Albertans are preparing for their second trip to the polls in less than a month on Oct. 18, but different issues will be at the forefront this go-around.
Not only will residents be choosing their local municipal leaders and school trustees, but votes on equalization payments, daylight savings time, and senators will also be on the table.
Citizens in nearby Calgary will also be voting on whether or not to re-introduce fluoride into the city’s drinking water. The chemical was previously removed in 2011. The City of Airdrie receives drinking water from Calgary, so the decision will also affect Airdronians, who will not get a direct say in the matter.
Pulling the province out of the Canada Pension Plan and creating an Alberta-focused plan, as well as a decision on a provincial police force will not be held at this time, though they were points of conversation and consideration.
There is a lot of pressure on Albertans this municipal election.It is no longer as simple as picking who you want for mayor or as a school representative – not that those decisions are easy to begin with.
Voters have been left with a lot of responsibility to educate themselves on numerous topics, in order to make a responsible decision that will impact their everyday lives.
In this day of immense political and social division, I truly think the decisions made on Oct. 18 will reverberate through the province more than those made federally on Sept. 20, especially because some voters may be under the impression that whatever is decided will be the end-all-be-all, which isn’t exactly the case.
Additions to this election’s ballot have also been extremely indicative of Premier Jason Kenney’s government.
The Province does not have power to amend the constitution, which outlines the direction for equalization payments. However, Kenney is pushing a 2019 election promise to end equalization payments.
According to Elections Alberta, a vote of ‘yes’ by Albertans would pressure the federal government and the other provinces to begin discussions to amend the constitution.
On the subject of Daylight Savings Time, however, provincial officials do have the ability to make an amendment following the referendum, as time change is not a constitutional issue. Regardless, Albertans will still observe time changes this fall and in the spring of 2022.
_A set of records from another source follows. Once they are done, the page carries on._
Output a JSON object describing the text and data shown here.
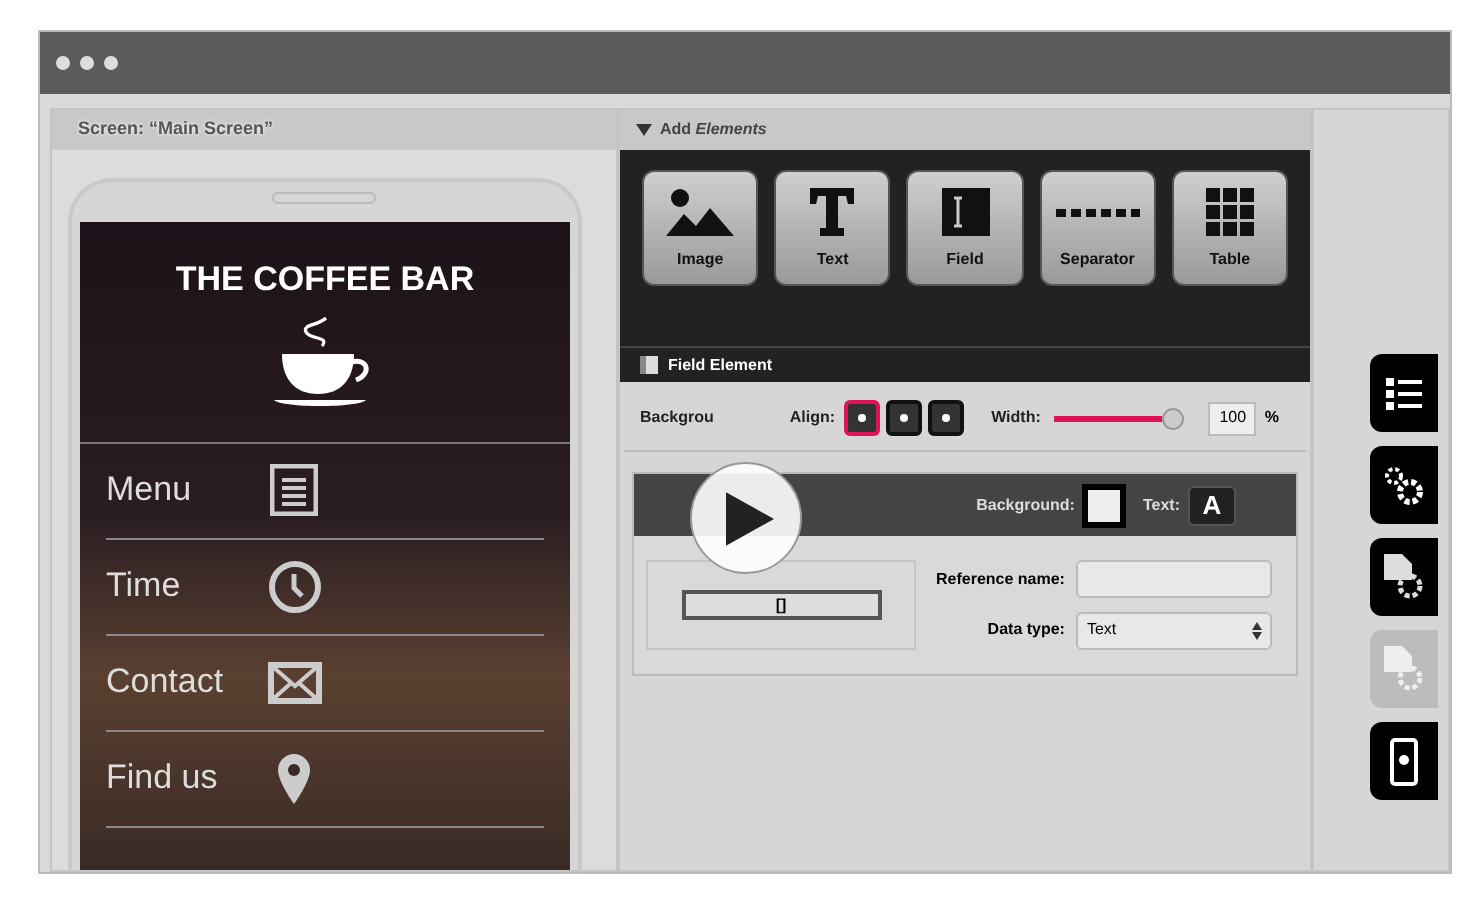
{
  "screen_panel": {
    "title": "Screen: “Main Screen”"
  },
  "phone": {
    "title": "THE COFFEE BAR",
    "menu": [
      {
        "label": "Menu",
        "kind": "list"
      },
      {
        "label": "Time",
        "kind": "clock"
      },
      {
        "label": "Contact",
        "kind": "mail"
      },
      {
        "label": "Find us",
        "kind": "pin"
      }
    ]
  },
  "add_elements": {
    "title": "Add *Elements*",
    "items": [
      {
        "label": "Image",
        "kind": "image"
      },
      {
        "label": "Text",
        "kind": "text"
      },
      {
        "label": "Field",
        "kind": "field"
      },
      {
        "label": "Separator",
        "kind": "separator"
      },
      {
        "label": "Table",
        "kind": "table"
      }
    ]
  },
  "field_element": {
    "title": "Field Element",
    "background_label": "Backgrou",
    "align_label": "Align:",
    "align": [
      {
        "selected": true
      },
      {
        "selected": false
      },
      {
        "selected": false
      }
    ],
    "width_label": "Width:",
    "width": {
      "level": 1,
      "value": "100",
      "unit": "%"
    },
    "style_bar": {
      "background_label": "Background:",
      "text_label": "Text:",
      "text_icon": "A"
    },
    "preview": "[]",
    "reference_label": "Reference name:",
    "data_type_label": "Data type:",
    "data_type": "Text"
  },
  "side_tabs": [
    {
      "kind": "list",
      "disabled": false
    },
    {
      "kind": "gears",
      "disabled": false
    },
    {
      "kind": "doc",
      "disabled": false
    },
    {
      "kind": "table",
      "disabled": true
    },
    {
      "kind": "phone",
      "disabled": false
    }
  ]
}
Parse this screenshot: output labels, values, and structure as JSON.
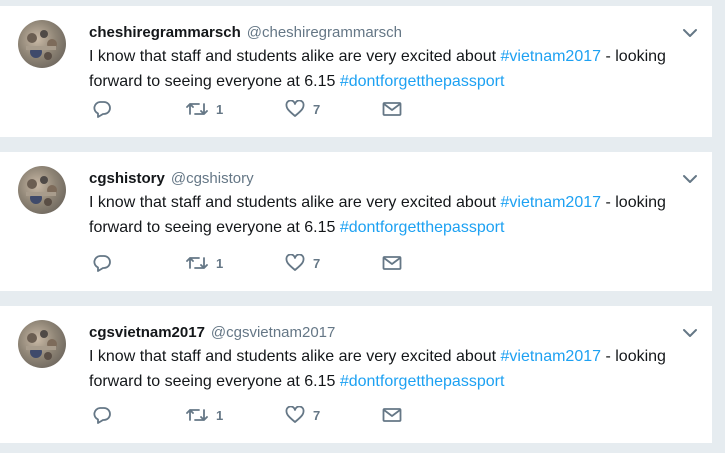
{
  "tweets": [
    {
      "name": "cheshiregrammarsch",
      "handle": "@cheshiregrammarsch",
      "text_1": "I know that staff and students alike are very excited about ",
      "tag_1": "#vietnam2017",
      "text_2": " - looking forward to seeing everyone at 6.15 ",
      "tag_2": "#dontforgetthepassport",
      "retweets": "1",
      "likes": "7"
    },
    {
      "name": "cgshistory",
      "handle": "@cgshistory",
      "text_1": "I know that staff and students alike are very excited about ",
      "tag_1": "#vietnam2017",
      "text_2": " - looking forward to seeing everyone at 6.15 ",
      "tag_2": "#dontforgetthepassport",
      "retweets": "1",
      "likes": "7"
    },
    {
      "name": "cgsvietnam2017",
      "handle": "@cgsvietnam2017",
      "text_1": "I know that staff and students alike are very excited about ",
      "tag_1": "#vietnam2017",
      "text_2": " - looking forward to seeing everyone at 6.15 ",
      "tag_2": "#dontforgetthepassport",
      "retweets": "1",
      "likes": "7"
    }
  ],
  "icons": {
    "reply": "reply-icon",
    "retweet": "retweet-icon",
    "like": "heart-icon",
    "dm": "envelope-icon",
    "menu": "chevron-down-icon"
  },
  "colors": {
    "link": "#1da1f2",
    "text": "#14171a",
    "muted": "#657786",
    "background": "#e6ecf0"
  }
}
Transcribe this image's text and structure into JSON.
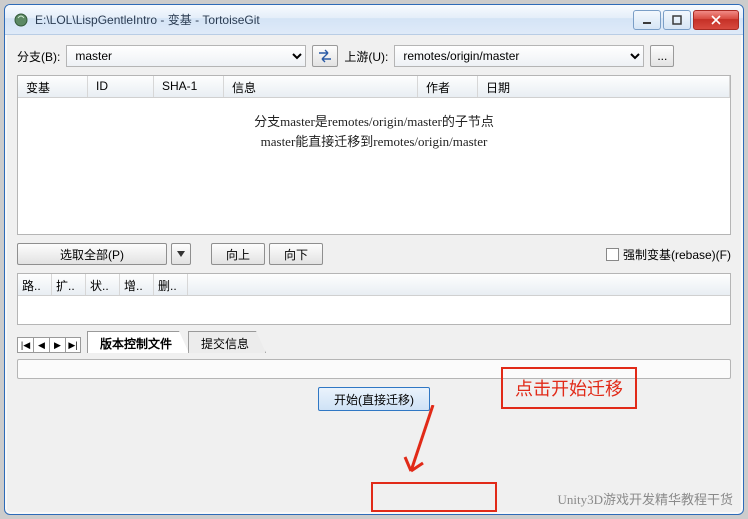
{
  "window": {
    "title": "E:\\LOL\\LispGentleIntro - 变基 - TortoiseGit"
  },
  "row1": {
    "branch_label": "分支(B):",
    "branch_value": "master",
    "upstream_label": "上游(U):",
    "upstream_value": "remotes/origin/master",
    "swap_tooltip": "swap",
    "more_label": "..."
  },
  "columns": {
    "c1": "变基",
    "c2": "ID",
    "c3": "SHA-1",
    "c4": "信息",
    "c5": "作者",
    "c6": "日期"
  },
  "msg_line1": "分支master是remotes/origin/master的子节点",
  "msg_line2": "master能直接迁移到remotes/origin/master",
  "row2": {
    "select_all": "选取全部(P)",
    "up": "向上",
    "down": "向下",
    "force_rebase": "强制变基(rebase)(F)"
  },
  "cols2": {
    "c1": "路..",
    "c2": "扩..",
    "c3": "状..",
    "c4": "增..",
    "c5": "删.."
  },
  "tabs": {
    "t1": "版本控制文件",
    "t2": "提交信息"
  },
  "footer": {
    "start": "开始(直接迁移)"
  },
  "annotation": {
    "text": "点击开始迁移"
  },
  "watermark": "Unity3D游戏开发精华教程干货"
}
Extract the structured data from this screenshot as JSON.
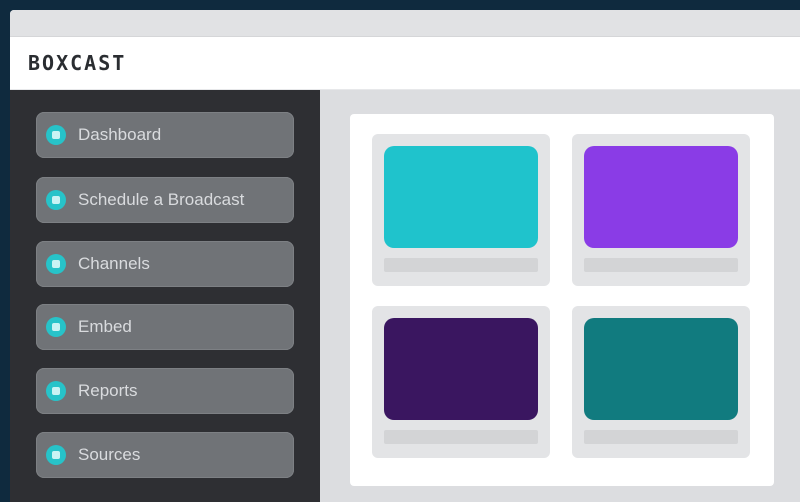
{
  "window": {
    "title": ""
  },
  "header": {
    "logo": "BOXCAST"
  },
  "sidebar": {
    "items": [
      {
        "label": "Dashboard",
        "icon": "broadcast-icon"
      },
      {
        "label": "Schedule a Broadcast",
        "icon": "calendar-icon"
      },
      {
        "label": "Channels",
        "icon": "channels-icon"
      },
      {
        "label": "Embed",
        "icon": "embed-icon"
      },
      {
        "label": "Reports",
        "icon": "reports-icon"
      },
      {
        "label": "Sources",
        "icon": "sources-icon"
      }
    ]
  },
  "main": {
    "cards": [
      {
        "color": "#1fc3cc"
      },
      {
        "color": "#8a3ce6"
      },
      {
        "color": "#3a1660"
      },
      {
        "color": "#117b7f"
      }
    ]
  },
  "colors": {
    "accent": "#27c3c9",
    "sidebar_bg": "#2e2f33",
    "nav_item_bg": "#707377",
    "outer_bg": "#0f2a3e"
  }
}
Additionally, senators are not elected in Canada, rather they are appointed by the Governor General at the advice of the prime minister – yet a writ was issued on June 23 to hold an election for three positions which could be summoned to the Senate of Canada, relating to vacancies in Alberta, though this is not guaranteed.
Alberta is continuing to rock the boat by giving voters the chance to make decisions that cannot necessarily be implemented. If anything, the upcoming vote may be the wave that destines the province as a sinking ship.